Money Matters: When Money Sense Does Matter

pooled fund
Today marks the first-year anniversary of my initial (and tentative) foray into investing. That sounds rather serious and portentous (even for me), but since this is something of a personal milestone, I guess it makes sense for me to mark it with a post.

Taking my first dip

The first time I ever got truly serious about money was when I decided to leave regular employment so I could turn to freelancing for good. That was when I learned to grapple with things like “cash flow,” “receivables”, expenditures, etc. It was oddly unsettling, because it made me realize that from then on, I would be reaping the fruits/feeling the pinch of every decision/mistake I make.

A few years down the line, I began to realize keenly that if I did not change the way I was managing my finances, I was going to end up in a worse place than I had imagined. So, after considering my options and reading tons of blog posts, books, how-to guides, etc., I decided that I would have to start investing for my future (retirement) as early as I could manage. Soon. Today. In fact, yesterday (or last month, last year, 10 years ago) would have been a better choice.

UITF, mutual funds, or direct stock investment?

After paring down my options to three — mutual funds, unit investment trust funds (UITFs), or direct stock purchases — I decided to go with UITF. Why? Because, with my topsy-turvy schedule and my relative lack of knowledge about investing, this was the most convenient and affordable choice. With UITFs, I could just go the bank of my choice, open a trust account, and let the fund manager do the worrying/investing for me. It also helped that it only required a minimum amount of P10,000.

BDO investment

After comparing the UITF products of various banks, I opted to go with Banco de Oro (BDO) for the following reasons:

  1. Its fund managers have a good track record (in terms of growth and solid earnings).
  2. There are BDO branches practically everywhere, and that’s not even counting the SM malls (in some SM stores, there are even 2 or 3 BDO branches within the mall complex); plus they have longer banking hours and some are open during weekends.
  3. Their service fees (Trust fee) are lower than anybody else’s — 1% (BDO) vs. 1.5% (BPI) or 2% (Metrobank) may not seem like much, but if you are investing for the long term, that seemingly small difference is going to eat substantially into your earnings.
  4. It is easy to check the status of your investment if you have an online account.

Taking the plunge

For my first foray, I selected BDO Equity.
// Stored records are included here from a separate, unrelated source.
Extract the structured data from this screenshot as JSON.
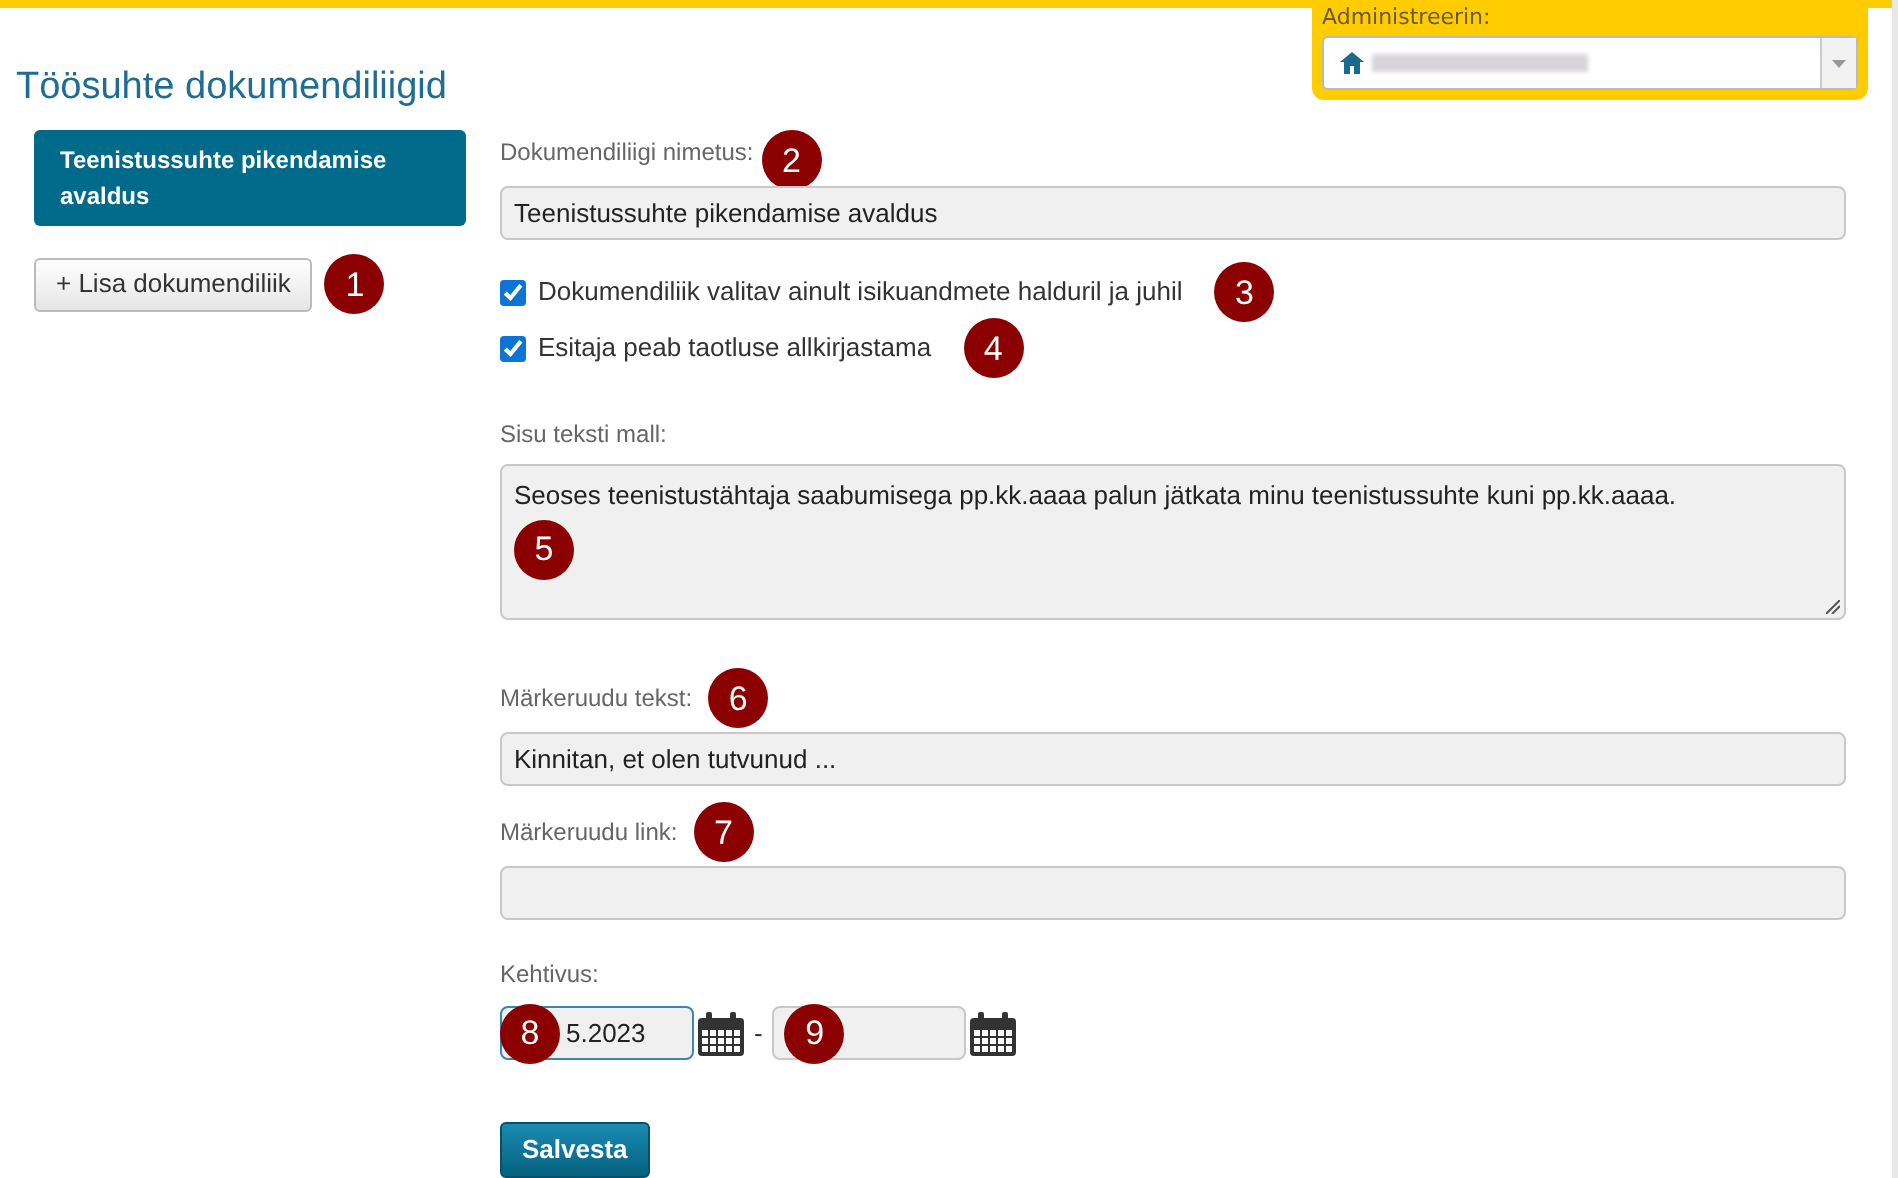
{
  "page_title": "Töösuhte dokumendiliigid",
  "admin": {
    "label": "Administreerin:"
  },
  "sidebar": {
    "items": [
      {
        "label": "Teenistussuhte pikendamise avaldus",
        "selected": true
      }
    ],
    "add_button": "+ Lisa dokumendiliik"
  },
  "form": {
    "name_label": "Dokumendiliigi nimetus:",
    "name_value": "Teenistussuhte pikendamise avaldus",
    "checkboxes": [
      {
        "label": "Dokumendiliik valitav ainult isikuandmete halduril ja juhil",
        "checked": true
      },
      {
        "label": "Esitaja peab taotluse allkirjastama",
        "checked": true
      }
    ],
    "template_label": "Sisu teksti mall:",
    "template_value": "Seoses teenistustähtaja saabumisega pp.kk.aaaa palun jätkata minu teenistussuhte kuni pp.kk.aaaa.",
    "checkbox_text_label": "Märkeruudu tekst:",
    "checkbox_text_value": "Kinnitan, et olen tutvunud ...",
    "checkbox_link_label": "Märkeruudu link:",
    "validity_label": "Kehtivus:",
    "valid_from": "5.2023",
    "separator": "-",
    "save_button": "Salvesta"
  },
  "callouts": [
    "1",
    "2",
    "3",
    "4",
    "5",
    "6",
    "7",
    "8",
    "9"
  ]
}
If you are a neophyte, people would normally advise you to avoid high-risk products like equities, but since I was in this for the long haul and it was only for a relatively small amount (note also that I did a lot of research before I made my decision), I decided to push through with it.

piggy bank

A few days later, I also enrolled my BDO savings account in BDO’s Easy Investment Plan (EIP), which is basically an installment plan for small-time investors who are willing to put in a specific amount on a regular basis (monthly or bi-monthly) until the minimum amount of P10,000 is reached (which constitutes 1 unit). This time I hedged a bit and chose BDO Balanced Fund, which carries a slightly lower risk. (Note that in investing, high risk = high returns; low risk = low returns; it is just a matter of deciding how much risk you are willing to tolerate.)

A year later

Twelve months have now passed since I took the plunge, and I am glad (and mightily relieved) to report that my precipitate decision has paid off. As of the latest update, my first UITF (equity) has now grown by 15.52%, and my Balanced Fund UITF has inched up by 10.48%. It may not seem that much, but to me that small amount of profit represents some sort of a validation that I have done something worthwhile with my earnings and that I have actually taken a proactive step to make my future just a little bit more secure.

As for regrets, I guess my only regret is that it took me such a long time to take that first step and that nobody has told me about this earlier. As such, I am hoping that this post will also encourage my fellow freelancers to take stock of their situation and finally turn their own plans into reality (if they haven’t already).